▶ _Your assignment_
In the material below, find each line holding the string "JSON" and copy it.

▶ _Task inputs_
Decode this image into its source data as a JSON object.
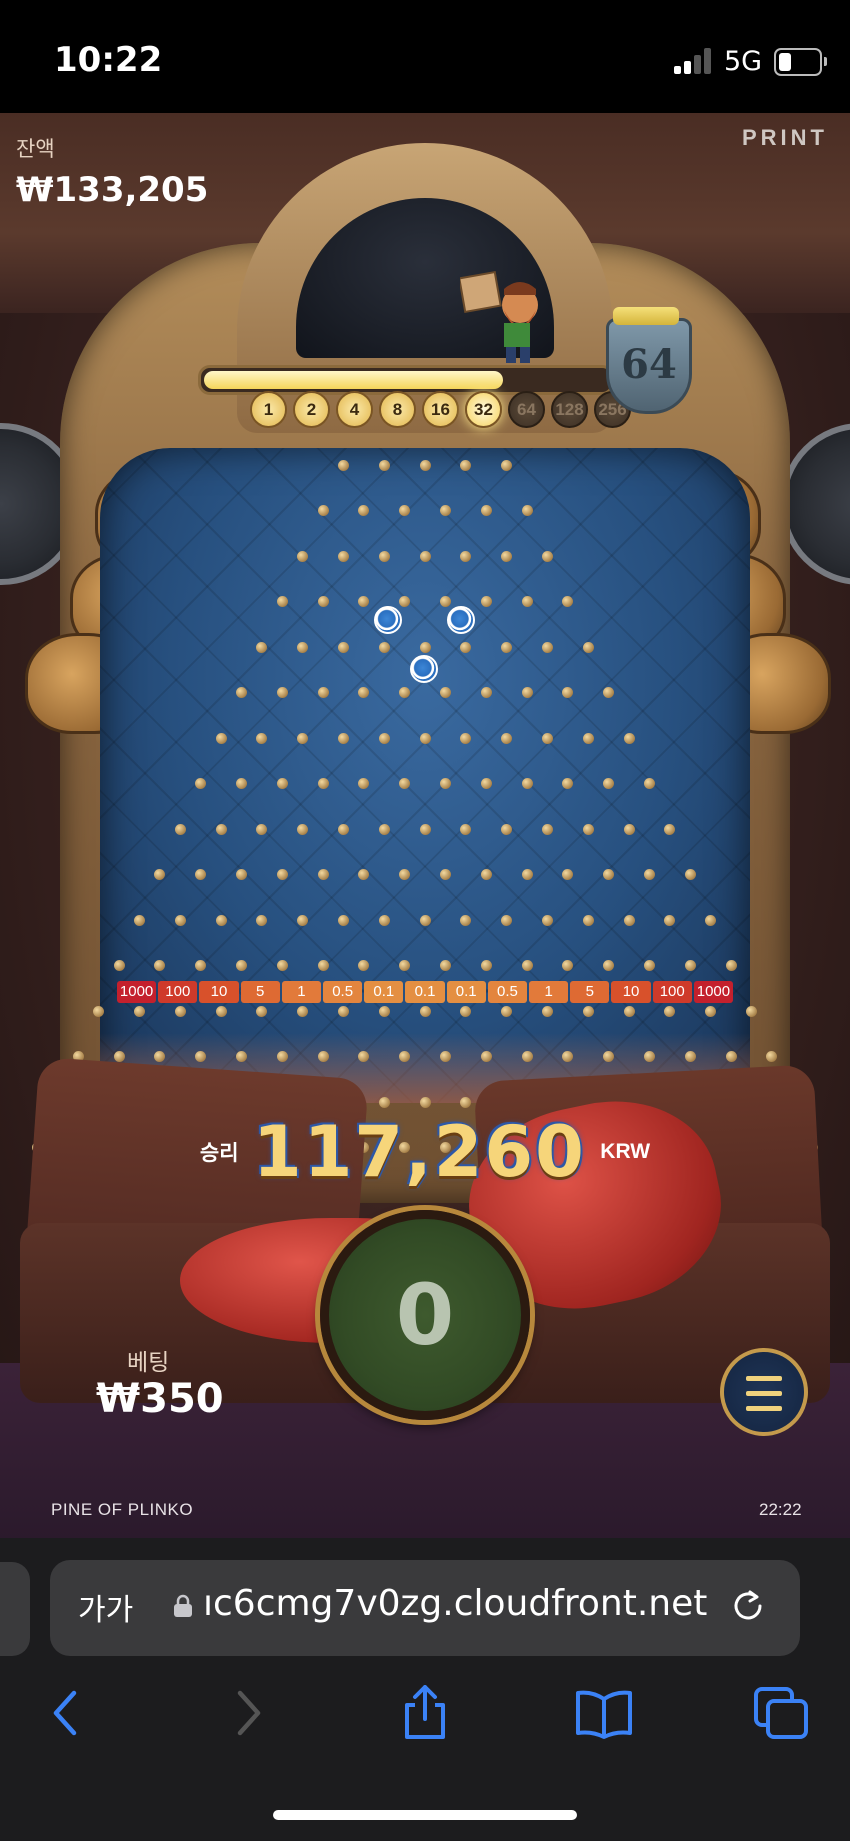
{
  "status_bar": {
    "time": "10:22",
    "network": "5G"
  },
  "game": {
    "logo": "PRINT",
    "balance_label": "잔액",
    "balance_value": "₩133,205",
    "progress_fraction": 0.74,
    "progress_steps": [
      {
        "label": "1",
        "state": "lit"
      },
      {
        "label": "2",
        "state": "lit"
      },
      {
        "label": "4",
        "state": "lit"
      },
      {
        "label": "8",
        "state": "lit"
      },
      {
        "label": "16",
        "state": "lit"
      },
      {
        "label": "32",
        "state": "active"
      },
      {
        "label": "64",
        "state": "dim"
      },
      {
        "label": "128",
        "state": "dim"
      },
      {
        "label": "256",
        "state": "dim"
      }
    ],
    "bucket_multiplier": "64",
    "bins": [
      {
        "label": "1000",
        "color": "#c4202d"
      },
      {
        "label": "100",
        "color": "#cf3a2a"
      },
      {
        "label": "10",
        "color": "#d8512b"
      },
      {
        "label": "5",
        "color": "#de6a33"
      },
      {
        "label": "1",
        "color": "#e27a3a"
      },
      {
        "label": "0.5",
        "color": "#e3853e"
      },
      {
        "label": "0.1",
        "color": "#e48f42"
      },
      {
        "label": "0.1",
        "color": "#e48f42"
      },
      {
        "label": "0.1",
        "color": "#e48f42"
      },
      {
        "label": "0.5",
        "color": "#e3853e"
      },
      {
        "label": "1",
        "color": "#e27a3a"
      },
      {
        "label": "5",
        "color": "#de6a33"
      },
      {
        "label": "10",
        "color": "#d8512b"
      },
      {
        "label": "100",
        "color": "#cf3a2a"
      },
      {
        "label": "1000",
        "color": "#c4202d"
      }
    ],
    "win_label": "승리",
    "win_amount": "117,260",
    "win_unit": "KRW",
    "spin_count": "0",
    "bet_label": "베팅",
    "bet_value": "₩350",
    "game_name": "PINE OF PLINKO",
    "clock": "22:22"
  },
  "browser": {
    "aa_label": "가가",
    "url": "ıc6cmg7v0zg.cloudfront.net",
    "icons": [
      "back-icon",
      "forward-icon",
      "share-icon",
      "bookmarks-icon",
      "tabs-icon"
    ]
  }
}
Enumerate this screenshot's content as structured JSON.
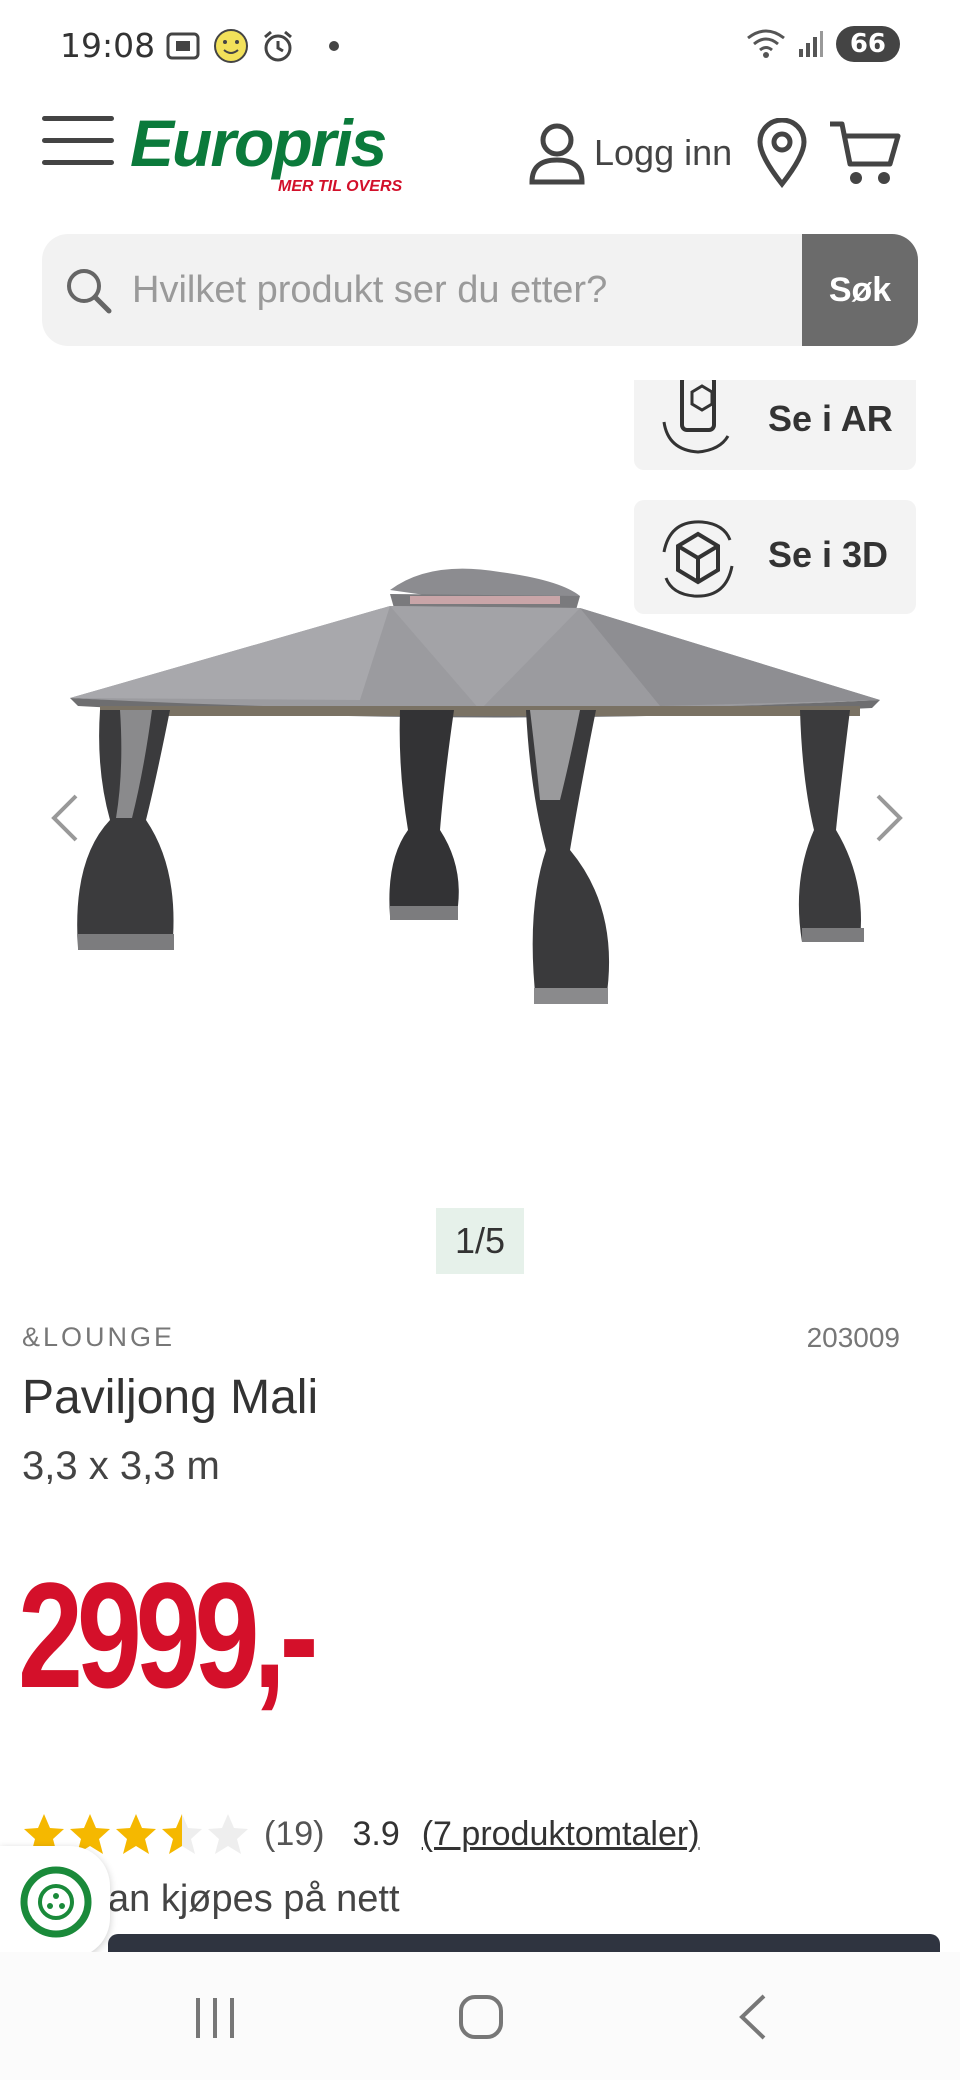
{
  "status_bar": {
    "time": "19:08",
    "battery": "66",
    "icons": [
      "screenshot-icon",
      "smiley-icon",
      "alarm-icon",
      "dot-icon",
      "wifi-icon",
      "signal-icon"
    ]
  },
  "header": {
    "logo": "Europris",
    "logo_tagline": "MER TIL OVERS",
    "login_label": "Logg inn",
    "icons": [
      "menu-icon",
      "user-icon",
      "location-pin-icon",
      "cart-icon"
    ]
  },
  "search": {
    "placeholder": "Hvilket produkt ser du etter?",
    "button_label": "Søk"
  },
  "gallery": {
    "ar_label": "Se i AR",
    "threed_label": "Se i 3D",
    "counter": "1/5"
  },
  "product": {
    "brand": "&LOUNGE",
    "sku": "203009",
    "title": "Paviljong Mali",
    "size": "3,3 x 3,3 m",
    "price": "2999,-"
  },
  "rating": {
    "stars": 3.5,
    "count": "(19)",
    "score": "3.9",
    "reviews_link": "(7 produktomtaler)"
  },
  "availability": {
    "text": "an kjøpes på nett"
  },
  "colors": {
    "brand_green": "#0b7a3b",
    "price_red": "#d4102a",
    "star_yellow": "#f5b800"
  }
}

▶ _Result_
Decode this image into its source data as a JSON object.
Enumerate this screenshot's content as structured JSON.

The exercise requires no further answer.